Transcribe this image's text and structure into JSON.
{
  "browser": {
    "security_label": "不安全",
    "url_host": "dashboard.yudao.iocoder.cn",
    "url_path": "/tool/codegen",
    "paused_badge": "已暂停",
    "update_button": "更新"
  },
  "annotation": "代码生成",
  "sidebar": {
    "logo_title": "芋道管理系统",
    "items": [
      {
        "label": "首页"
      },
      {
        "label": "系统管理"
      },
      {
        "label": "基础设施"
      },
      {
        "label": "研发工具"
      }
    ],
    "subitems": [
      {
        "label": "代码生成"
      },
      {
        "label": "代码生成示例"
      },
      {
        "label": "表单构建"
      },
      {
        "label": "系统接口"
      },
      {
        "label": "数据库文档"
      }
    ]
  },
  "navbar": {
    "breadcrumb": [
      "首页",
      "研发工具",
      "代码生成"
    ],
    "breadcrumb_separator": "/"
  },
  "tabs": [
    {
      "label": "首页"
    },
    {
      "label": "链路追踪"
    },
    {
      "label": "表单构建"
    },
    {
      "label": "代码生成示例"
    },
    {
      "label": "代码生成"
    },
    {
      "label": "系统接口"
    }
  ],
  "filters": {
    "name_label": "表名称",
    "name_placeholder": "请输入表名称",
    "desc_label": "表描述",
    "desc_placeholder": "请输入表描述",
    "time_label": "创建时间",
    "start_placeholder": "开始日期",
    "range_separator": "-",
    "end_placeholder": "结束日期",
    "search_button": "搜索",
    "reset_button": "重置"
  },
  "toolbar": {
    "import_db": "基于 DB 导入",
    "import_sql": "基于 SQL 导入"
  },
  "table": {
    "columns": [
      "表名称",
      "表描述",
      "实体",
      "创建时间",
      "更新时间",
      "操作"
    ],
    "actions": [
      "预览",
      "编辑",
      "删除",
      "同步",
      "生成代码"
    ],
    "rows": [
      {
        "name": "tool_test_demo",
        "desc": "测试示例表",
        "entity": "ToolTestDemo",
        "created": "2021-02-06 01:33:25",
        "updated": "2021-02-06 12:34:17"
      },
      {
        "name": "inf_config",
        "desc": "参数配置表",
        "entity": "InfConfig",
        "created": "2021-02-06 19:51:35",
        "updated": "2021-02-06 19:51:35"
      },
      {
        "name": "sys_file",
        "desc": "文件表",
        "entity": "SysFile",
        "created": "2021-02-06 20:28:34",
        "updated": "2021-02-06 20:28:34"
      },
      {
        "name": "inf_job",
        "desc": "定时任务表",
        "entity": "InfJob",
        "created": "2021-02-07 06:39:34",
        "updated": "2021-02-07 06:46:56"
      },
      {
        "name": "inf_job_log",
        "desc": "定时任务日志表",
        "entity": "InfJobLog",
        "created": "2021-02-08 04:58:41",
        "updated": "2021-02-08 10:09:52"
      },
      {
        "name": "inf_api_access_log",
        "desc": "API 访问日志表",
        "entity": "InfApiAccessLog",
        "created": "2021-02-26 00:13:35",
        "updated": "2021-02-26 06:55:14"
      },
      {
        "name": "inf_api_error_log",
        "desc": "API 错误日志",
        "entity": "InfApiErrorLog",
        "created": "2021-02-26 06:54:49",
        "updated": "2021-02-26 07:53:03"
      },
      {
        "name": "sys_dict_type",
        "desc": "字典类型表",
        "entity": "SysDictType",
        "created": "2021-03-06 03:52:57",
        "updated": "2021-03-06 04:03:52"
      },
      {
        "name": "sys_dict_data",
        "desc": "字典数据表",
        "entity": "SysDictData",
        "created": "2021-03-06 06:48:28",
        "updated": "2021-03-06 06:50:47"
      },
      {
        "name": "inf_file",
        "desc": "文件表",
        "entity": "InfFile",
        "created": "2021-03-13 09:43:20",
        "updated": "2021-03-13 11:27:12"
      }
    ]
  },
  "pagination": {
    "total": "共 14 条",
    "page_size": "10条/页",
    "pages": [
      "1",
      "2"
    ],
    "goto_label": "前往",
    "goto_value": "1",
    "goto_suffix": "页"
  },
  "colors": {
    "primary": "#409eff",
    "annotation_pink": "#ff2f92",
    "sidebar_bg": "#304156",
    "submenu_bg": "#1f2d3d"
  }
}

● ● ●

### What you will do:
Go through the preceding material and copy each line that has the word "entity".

### Task answer:
        "entity": "ToolTestDemo",
        "entity": "InfConfig",
        "entity": "SysFile",
        "entity": "InfJob",
        "entity": "InfJobLog",
        "entity": "InfApiAccessLog",
        "entity": "InfApiErrorLog",
        "entity": "SysDictType",
        "entity": "SysDictData",
        "entity": "InfFile",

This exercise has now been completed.